(Assignment):
When you set down the entries, keep every word exactly as it is but drop the pictures.

(Provided records):
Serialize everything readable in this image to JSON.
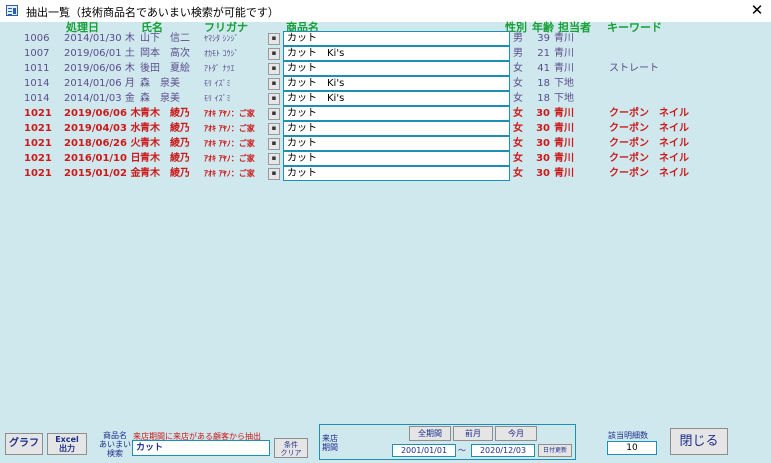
{
  "window": {
    "title": "抽出一覧（技術商品名であいまい検索が可能です）",
    "close_glyph": "✕",
    "icon": "form-icon"
  },
  "headers": {
    "date": "処理日",
    "name": "氏名",
    "kana": "フリガナ",
    "product": "商品名",
    "gender": "性別",
    "age": "年齢",
    "staff": "担当者",
    "keyword": "キーワード"
  },
  "row_button_glyph": "▪",
  "rows": [
    {
      "id": "1006",
      "date": "2014/01/30 木",
      "name": "山下　信二",
      "kana": "ﾔﾏｼﾀ ｼﾝｼﾞ",
      "product": "カット",
      "gender": "男",
      "age": "39",
      "staff": "青川",
      "keyword": "",
      "highlight": false
    },
    {
      "id": "1007",
      "date": "2019/06/01 土",
      "name": "岡本　高次",
      "kana": "ｵｶﾓﾄ ｺｳｼﾞ",
      "product": "カット　Ki's",
      "gender": "男",
      "age": "21",
      "staff": "青川",
      "keyword": "",
      "highlight": false
    },
    {
      "id": "1011",
      "date": "2019/06/06 木",
      "name": "後田　夏絵",
      "kana": "ｱﾄﾀﾞ ﾅﾂｴ",
      "product": "カット",
      "gender": "女",
      "age": "41",
      "staff": "青川",
      "keyword": "ストレート",
      "highlight": false
    },
    {
      "id": "1014",
      "date": "2014/01/06 月",
      "name": "森　泉美",
      "kana": "ﾓﾘ ｲｽﾞﾐ",
      "product": "カット　Ki's",
      "gender": "女",
      "age": "18",
      "staff": "下地",
      "keyword": "",
      "highlight": false
    },
    {
      "id": "1014",
      "date": "2014/01/03 金",
      "name": "森　泉美",
      "kana": "ﾓﾘ ｲｽﾞﾐ",
      "product": "カット　Ki's",
      "gender": "女",
      "age": "18",
      "staff": "下地",
      "keyword": "",
      "highlight": false
    },
    {
      "id": "1021",
      "date": "2019/06/06 木",
      "name": "青木　綾乃",
      "kana": "ｱｵｷ ｱﾔﾉ：ご家",
      "product": "カット",
      "gender": "女",
      "age": "30",
      "staff": "青川",
      "keyword": "クーポン　ネイル",
      "highlight": true
    },
    {
      "id": "1021",
      "date": "2019/04/03 水",
      "name": "青木　綾乃",
      "kana": "ｱｵｷ ｱﾔﾉ：ご家",
      "product": "カット",
      "gender": "女",
      "age": "30",
      "staff": "青川",
      "keyword": "クーポン　ネイル",
      "highlight": true
    },
    {
      "id": "1021",
      "date": "2018/06/26 火",
      "name": "青木　綾乃",
      "kana": "ｱｵｷ ｱﾔﾉ：ご家",
      "product": "カット",
      "gender": "女",
      "age": "30",
      "staff": "青川",
      "keyword": "クーポン　ネイル",
      "highlight": true
    },
    {
      "id": "1021",
      "date": "2016/01/10 日",
      "name": "青木　綾乃",
      "kana": "ｱｵｷ ｱﾔﾉ：ご家",
      "product": "カット",
      "gender": "女",
      "age": "30",
      "staff": "青川",
      "keyword": "クーポン　ネイル",
      "highlight": true
    },
    {
      "id": "1021",
      "date": "2015/01/02 金",
      "name": "青木　綾乃",
      "kana": "ｱｵｷ ｱﾔﾉ：ご家",
      "product": "カット",
      "gender": "女",
      "age": "30",
      "staff": "青川",
      "keyword": "クーポン　ネイル",
      "highlight": true
    }
  ],
  "footer": {
    "graph_label": "グラフ",
    "excel_line1": "Excel",
    "excel_line2": "出力",
    "search_label_1": "商品名",
    "search_label_2": "あいまい",
    "search_label_3": "検索",
    "search_caption": "来店期間に来店がある顧客から抽出",
    "search_value": "カット",
    "clear_line1": "条件",
    "clear_line2": "クリア",
    "period_label_1": "来店",
    "period_label_2": "期間",
    "all_period": "全期間",
    "prev_month": "前月",
    "this_month": "今月",
    "date_from": "2001/01/01",
    "tilde": "～",
    "date_to": "2020/12/03",
    "date_update": "日付更新",
    "count_label": "該当明細数",
    "count_value": "10",
    "close_label": "閉じる"
  },
  "colors": {
    "background": "#cfe8ee",
    "normal_text": "#5b4c8c",
    "highlight_text": "#cc1a1a",
    "header_text": "#16a035",
    "button_text": "#1c2f8a",
    "field_border": "#1d8fb5"
  }
}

(Answer space):
Serialize everything readable in this image to JSON.
{
  "window": {
    "title": "抽出一覧（技術商品名であいまい検索が可能です）",
    "close_glyph": "✕",
    "icon": "form-icon"
  },
  "headers": {
    "date": "処理日",
    "name": "氏名",
    "kana": "フリガナ",
    "product": "商品名",
    "gender": "性別",
    "age": "年齢",
    "staff": "担当者",
    "keyword": "キーワード"
  },
  "row_button_glyph": "▪",
  "rows": [
    {
      "id": "1006",
      "date": "2014/01/30 木",
      "name": "山下　信二",
      "kana": "ﾔﾏｼﾀ ｼﾝｼﾞ",
      "product": "カット",
      "gender": "男",
      "age": "39",
      "staff": "青川",
      "keyword": "",
      "highlight": false
    },
    {
      "id": "1007",
      "date": "2019/06/01 土",
      "name": "岡本　高次",
      "kana": "ｵｶﾓﾄ ｺｳｼﾞ",
      "product": "カット　Ki's",
      "gender": "男",
      "age": "21",
      "staff": "青川",
      "keyword": "",
      "highlight": false
    },
    {
      "id": "1011",
      "date": "2019/06/06 木",
      "name": "後田　夏絵",
      "kana": "ｱﾄﾀﾞ ﾅﾂｴ",
      "product": "カット",
      "gender": "女",
      "age": "41",
      "staff": "青川",
      "keyword": "ストレート",
      "highlight": false
    },
    {
      "id": "1014",
      "date": "2014/01/06 月",
      "name": "森　泉美",
      "kana": "ﾓﾘ ｲｽﾞﾐ",
      "product": "カット　Ki's",
      "gender": "女",
      "age": "18",
      "staff": "下地",
      "keyword": "",
      "highlight": false
    },
    {
      "id": "1014",
      "date": "2014/01/03 金",
      "name": "森　泉美",
      "kana": "ﾓﾘ ｲｽﾞﾐ",
      "product": "カット　Ki's",
      "gender": "女",
      "age": "18",
      "staff": "下地",
      "keyword": "",
      "highlight": false
    },
    {
      "id": "1021",
      "date": "2019/06/06 木",
      "name": "青木　綾乃",
      "kana": "ｱｵｷ ｱﾔﾉ：ご家",
      "product": "カット",
      "gender": "女",
      "age": "30",
      "staff": "青川",
      "keyword": "クーポン　ネイル",
      "highlight": true
    },
    {
      "id": "1021",
      "date": "2019/04/03 水",
      "name": "青木　綾乃",
      "kana": "ｱｵｷ ｱﾔﾉ：ご家",
      "product": "カット",
      "gender": "女",
      "age": "30",
      "staff": "青川",
      "keyword": "クーポン　ネイル",
      "highlight": true
    },
    {
      "id": "1021",
      "date": "2018/06/26 火",
      "name": "青木　綾乃",
      "kana": "ｱｵｷ ｱﾔﾉ：ご家",
      "product": "カット",
      "gender": "女",
      "age": "30",
      "staff": "青川",
      "keyword": "クーポン　ネイル",
      "highlight": true
    },
    {
      "id": "1021",
      "date": "2016/01/10 日",
      "name": "青木　綾乃",
      "kana": "ｱｵｷ ｱﾔﾉ：ご家",
      "product": "カット",
      "gender": "女",
      "age": "30",
      "staff": "青川",
      "keyword": "クーポン　ネイル",
      "highlight": true
    },
    {
      "id": "1021",
      "date": "2015/01/02 金",
      "name": "青木　綾乃",
      "kana": "ｱｵｷ ｱﾔﾉ：ご家",
      "product": "カット",
      "gender": "女",
      "age": "30",
      "staff": "青川",
      "keyword": "クーポン　ネイル",
      "highlight": true
    }
  ],
  "footer": {
    "graph_label": "グラフ",
    "excel_line1": "Excel",
    "excel_line2": "出力",
    "search_label_1": "商品名",
    "search_label_2": "あいまい",
    "search_label_3": "検索",
    "search_caption": "来店期間に来店がある顧客から抽出",
    "search_value": "カット",
    "clear_line1": "条件",
    "clear_line2": "クリア",
    "period_label_1": "来店",
    "period_label_2": "期間",
    "all_period": "全期間",
    "prev_month": "前月",
    "this_month": "今月",
    "date_from": "2001/01/01",
    "tilde": "～",
    "date_to": "2020/12/03",
    "date_update": "日付更新",
    "count_label": "該当明細数",
    "count_value": "10",
    "close_label": "閉じる"
  },
  "colors": {
    "background": "#cfe8ee",
    "normal_text": "#5b4c8c",
    "highlight_text": "#cc1a1a",
    "header_text": "#16a035",
    "button_text": "#1c2f8a",
    "field_border": "#1d8fb5"
  }
}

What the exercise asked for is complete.